Dan Bee
14 days ago

Will the 202X Jeep with this offer the option of the 1952 Willys Jeep mantel clock speedo with four auxiliary gauges underneath?

15 days ago

So, why exactly do I need Carplay in order to do this, as opposed to the manufacturer opening access to the dash and allowing me to do this via some app of theirs ?

Why would they let that cash cow go get milked in someone else’s farm ?

Bennett Alston
Bennett Alston
16 days ago

These all look cool and I love the idea, as far as a digital dash goes.
That being said, give me analog gauges any day for visibility in sunlight and true 3-dimensional beauty. It also takes away from a dashboard giving a car it’s own identity, as the original versions of the ones featured above did on their respective models. It’s a further step toward every car feeling the same, losing its perceived “soul” as seen by owners and car people, and becoming a bland, generic, utilitarian tool.

16 days ago

And then the sun will shine on it and you won’t be able to see a thing

Jack Beckman
Jack Beckman
15 days ago
Reply to  Sklooner

With a proper hood that hasn’t been a problem in any of my cars with all-digital (or mostly-digital) dashes.

16 days ago

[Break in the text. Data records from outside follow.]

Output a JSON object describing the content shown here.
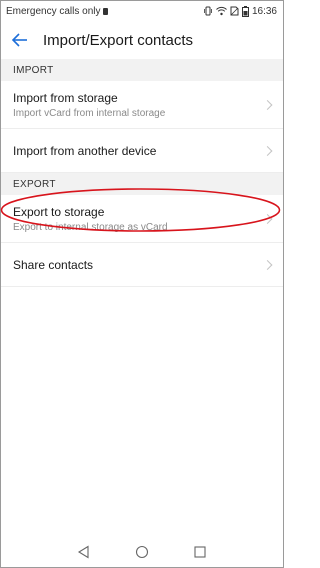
{
  "status_bar": {
    "carrier_text": "Emergency calls only",
    "time": "16:36",
    "icons": [
      "vibrate-icon",
      "wifi-icon",
      "no-sim-icon",
      "battery-icon"
    ]
  },
  "app_bar": {
    "title": "Import/Export contacts",
    "back_icon": "arrow-left-icon"
  },
  "import_section": {
    "header": "IMPORT",
    "items": [
      {
        "primary": "Import from storage",
        "secondary": "Import vCard from internal storage"
      },
      {
        "primary": "Import from another device",
        "secondary": ""
      }
    ]
  },
  "export_section": {
    "header": "EXPORT",
    "items": [
      {
        "primary": "Export to storage",
        "secondary": "Export to internal storage as vCard"
      },
      {
        "primary": "Share contacts",
        "secondary": ""
      }
    ]
  },
  "annotation": {
    "color": "#d8141c",
    "shape": "ellipse",
    "target": "Export to storage"
  },
  "nav_bar": {
    "icons": [
      "back-triangle-icon",
      "home-circle-icon",
      "recents-square-icon"
    ]
  },
  "colors": {
    "accent": "#1e6fd9",
    "section_bg": "#f2f2f2",
    "annotation": "#d8141c"
  }
}
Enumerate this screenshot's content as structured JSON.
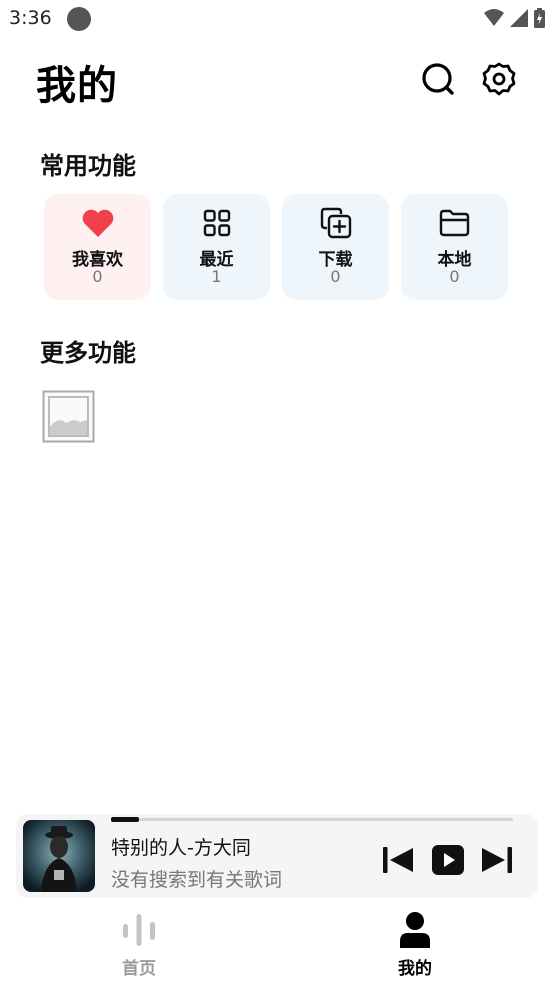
{
  "status_bar": {
    "time": "3:36"
  },
  "header": {
    "title": "我的"
  },
  "common_section": {
    "title": "常用功能",
    "tiles": [
      {
        "label": "我喜欢",
        "count": "0",
        "icon": "heart-icon",
        "color": "#f0404a"
      },
      {
        "label": "最近",
        "count": "1",
        "icon": "grid-icon"
      },
      {
        "label": "下载",
        "count": "0",
        "icon": "add-copy-icon"
      },
      {
        "label": "本地",
        "count": "0",
        "icon": "folder-icon"
      }
    ]
  },
  "more_section": {
    "title": "更多功能",
    "item_icon": "image-placeholder-icon"
  },
  "player": {
    "song": "特别的人-方大同",
    "lyric": "没有搜索到有关歌词",
    "progress": 0.07
  },
  "nav": [
    {
      "label": "首页",
      "icon": "audio-bars-icon",
      "active": false
    },
    {
      "label": "我的",
      "icon": "person-icon",
      "active": true
    }
  ]
}
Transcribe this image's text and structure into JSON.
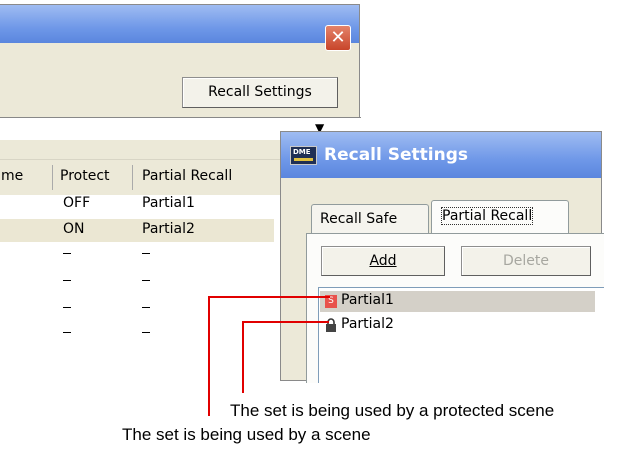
{
  "scene_window": {
    "close_glyph": "✕",
    "recall_settings_button": "Recall Settings",
    "dropdown_arrow": "▼",
    "columns": [
      "me",
      "Protect",
      "Partial Recall"
    ],
    "rows": [
      {
        "protect": "OFF",
        "partial": "Partial1"
      },
      {
        "protect": "ON",
        "partial": "Partial2"
      },
      {
        "protect": "–",
        "partial": "–"
      },
      {
        "protect": "–",
        "partial": "–"
      },
      {
        "protect": "–",
        "partial": "–"
      },
      {
        "protect": "–",
        "partial": "–"
      }
    ]
  },
  "recall_dialog": {
    "title": "Recall Settings",
    "app_icon_text": "DME",
    "tabs": [
      "Recall Safe",
      "Partial Recall"
    ],
    "add_button": "Add",
    "delete_button": "Delete",
    "items": [
      {
        "label": "Partial1",
        "badge": "S"
      },
      {
        "label": "Partial2",
        "badge": "lock-icon"
      }
    ]
  },
  "captions": {
    "protected": "The set is being used by a protected scene",
    "scene": "The set is being used by a scene"
  },
  "colors": {
    "title_bar": "#6f98e8",
    "scene_badge": "#e8514b",
    "leader_line": "#e10000",
    "selected_row": "#ebe7d3"
  }
}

One good thing about my janky Torque-based dash setup in my gen 2 Prius (which is lacking basically every gauge in its normal dash) is the ability to customize everything. I wouldn’t hate it if manufacturers allowed that in their regular dashes too. I’m sure there would be some restrictions (must have a speedometer somewhere, for example), but it would still be cool.

Would love your thoughts, please comment.x